** Material provided follows **

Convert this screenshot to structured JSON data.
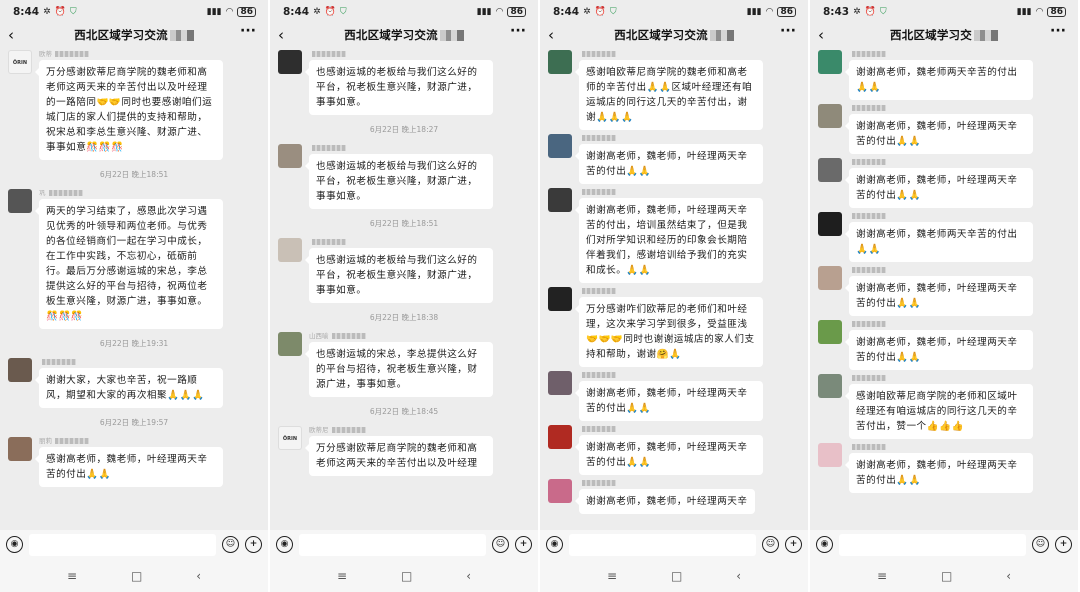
{
  "screens": [
    {
      "status": {
        "time": "8:44",
        "battery": "86"
      },
      "title": "西北区域学习交流",
      "messages": [
        {
          "type": "msg",
          "avatar": "#f4f4f4",
          "avatar_text": "ÖRIN",
          "name": "欧蒂",
          "text": "万分感谢欧蒂尼商学院的魏老师和高老师这两天来的辛苦付出以及叶经理的一路陪同🤝🤝同时也要感谢咱们运城门店的家人们提供的支持和帮助，祝宋总和李总生意兴隆、财源广进、事事如意🎊🎊🎊"
        },
        {
          "type": "time",
          "text": "6月22日 晚上18:51"
        },
        {
          "type": "msg",
          "avatar": "#555",
          "name": "巩",
          "text": "两天的学习结束了，感恩此次学习遇见优秀的叶领导和两位老师。与优秀的各位经销商们一起在学习中成长，在工作中实践，不忘初心，砥砺前行。最后万分感谢运城的宋总，李总提供这么好的平台与招待，祝两位老板生意兴隆，财源广进，事事如意。🎊🎊🎊"
        },
        {
          "type": "time",
          "text": "6月22日 晚上19:31"
        },
        {
          "type": "msg",
          "avatar": "#6a5a4e",
          "name": "",
          "text": "谢谢大家，大家也辛苦，祝一路顺风，期望和大家的再次相聚🙏🙏🙏"
        },
        {
          "type": "time",
          "text": "6月22日 晚上19:57"
        },
        {
          "type": "msg",
          "avatar": "#8a6d5a",
          "name": "丽莉",
          "text": "感谢高老师，魏老师，叶经理两天辛苦的付出🙏🙏"
        }
      ]
    },
    {
      "status": {
        "time": "8:44",
        "battery": "86"
      },
      "title": "西北区域学习交流",
      "messages": [
        {
          "type": "msg",
          "avatar": "#2e2e2e",
          "name": "",
          "text": "也感谢运城的老板给与我们这么好的平台，祝老板生意兴隆，财源广进，事事如意。"
        },
        {
          "type": "time",
          "text": "6月22日 晚上18:27"
        },
        {
          "type": "msg",
          "avatar": "#9a8e80",
          "name": "",
          "text": "也感谢运城的老板给与我们这么好的平台，祝老板生意兴隆，财源广进，事事如意。"
        },
        {
          "type": "time",
          "text": "6月22日 晚上18:51"
        },
        {
          "type": "msg",
          "avatar": "#c9c0b6",
          "name": "",
          "text": "也感谢运城的老板给与我们这么好的平台，祝老板生意兴隆，财源广进，事事如意。"
        },
        {
          "type": "time",
          "text": "6月22日 晚上18:38"
        },
        {
          "type": "msg",
          "avatar": "#7d8a6a",
          "name": "山西喻",
          "text": "也感谢运城的宋总，李总提供这么好的平台与招待，祝老板生意兴隆，财源广进，事事如意。"
        },
        {
          "type": "time",
          "text": "6月22日 晚上18:45"
        },
        {
          "type": "msg",
          "avatar": "#f4f4f4",
          "avatar_text": "ÖRIN",
          "name": "欧蒂尼",
          "text": "万分感谢欧蒂尼商学院的魏老师和高老师这两天来的辛苦付出以及叶经理"
        }
      ]
    },
    {
      "status": {
        "time": "8:44",
        "battery": "86"
      },
      "title": "西北区域学习交流",
      "messages": [
        {
          "type": "msg",
          "avatar": "#3d6e52",
          "name": "",
          "text": "感谢咱欧蒂尼商学院的魏老师和高老师的辛苦付出🙏🙏区域叶经理还有咱运城店的同行这几天的辛苦付出，谢谢🙏🙏🙏"
        },
        {
          "type": "msg",
          "avatar": "#4a6680",
          "name": "",
          "text": "谢谢高老师，魏老师，叶经理两天辛苦的付出🙏🙏"
        },
        {
          "type": "msg",
          "avatar": "#3a3a3a",
          "name": "",
          "text": "谢谢高老师，魏老师，叶经理两天辛苦的付出，培训虽然结束了，但是我们对所学知识和经历的印象会长期陪伴着我们，感谢培训给予我们的充实和成长。🙏🙏"
        },
        {
          "type": "msg",
          "avatar": "#222",
          "name": "",
          "text": "万分感谢咋们欧蒂尼的老师们和叶经理，这次来学习学到很多，受益匪浅🤝🤝🤝同时也谢谢运城店的家人们支持和帮助，谢谢🤗🙏"
        },
        {
          "type": "msg",
          "avatar": "#6f5f6a",
          "name": "",
          "text": "谢谢高老师，魏老师，叶经理两天辛苦的付出🙏🙏"
        },
        {
          "type": "msg",
          "avatar": "#b02a22",
          "name": "",
          "text": "谢谢高老师，魏老师，叶经理两天辛苦的付出🙏🙏"
        },
        {
          "type": "msg",
          "avatar": "#c96a8a",
          "name": "",
          "text": "谢谢高老师，魏老师，叶经理两天辛"
        }
      ]
    },
    {
      "status": {
        "time": "8:43",
        "battery": "86"
      },
      "title": "西北区域学习交",
      "messages": [
        {
          "type": "msg",
          "avatar": "#3a8a6a",
          "name": "",
          "text": "谢谢高老师，魏老师两天辛苦的付出🙏🙏"
        },
        {
          "type": "msg",
          "avatar": "#8f8a7a",
          "name": "",
          "text": "谢谢高老师，魏老师，叶经理两天辛苦的付出🙏🙏"
        },
        {
          "type": "msg",
          "avatar": "#6a6a6a",
          "name": "",
          "text": "谢谢高老师，魏老师，叶经理两天辛苦的付出🙏🙏"
        },
        {
          "type": "msg",
          "avatar": "#1e1e1e",
          "name": "",
          "text": "谢谢高老师，魏老师两天辛苦的付出🙏🙏"
        },
        {
          "type": "msg",
          "avatar": "#b8a090",
          "name": "",
          "text": "谢谢高老师，魏老师，叶经理两天辛苦的付出🙏🙏"
        },
        {
          "type": "msg",
          "avatar": "#6a9a4a",
          "name": "",
          "text": "谢谢高老师，魏老师，叶经理两天辛苦的付出🙏🙏"
        },
        {
          "type": "msg",
          "avatar": "#7a8a7a",
          "name": "",
          "text": "感谢咱欧蒂尼商学院的老师和区域叶经理还有咱运城店的同行这几天的辛苦付出，赞一个👍👍👍"
        },
        {
          "type": "msg",
          "avatar": "#e8c0c8",
          "name": "",
          "text": "谢谢高老师，魏老师，叶经理两天辛苦的付出🙏🙏"
        }
      ]
    }
  ],
  "icons": {
    "voice": "voice-icon",
    "emoji": "emoji-icon",
    "plus": "plus-icon",
    "back": "back-icon",
    "more": "more-icon"
  },
  "nav": {
    "menu": "≡",
    "home": "□",
    "back": "‹"
  }
}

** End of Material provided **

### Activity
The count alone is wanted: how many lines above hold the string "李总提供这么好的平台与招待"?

### Answer to the problem
2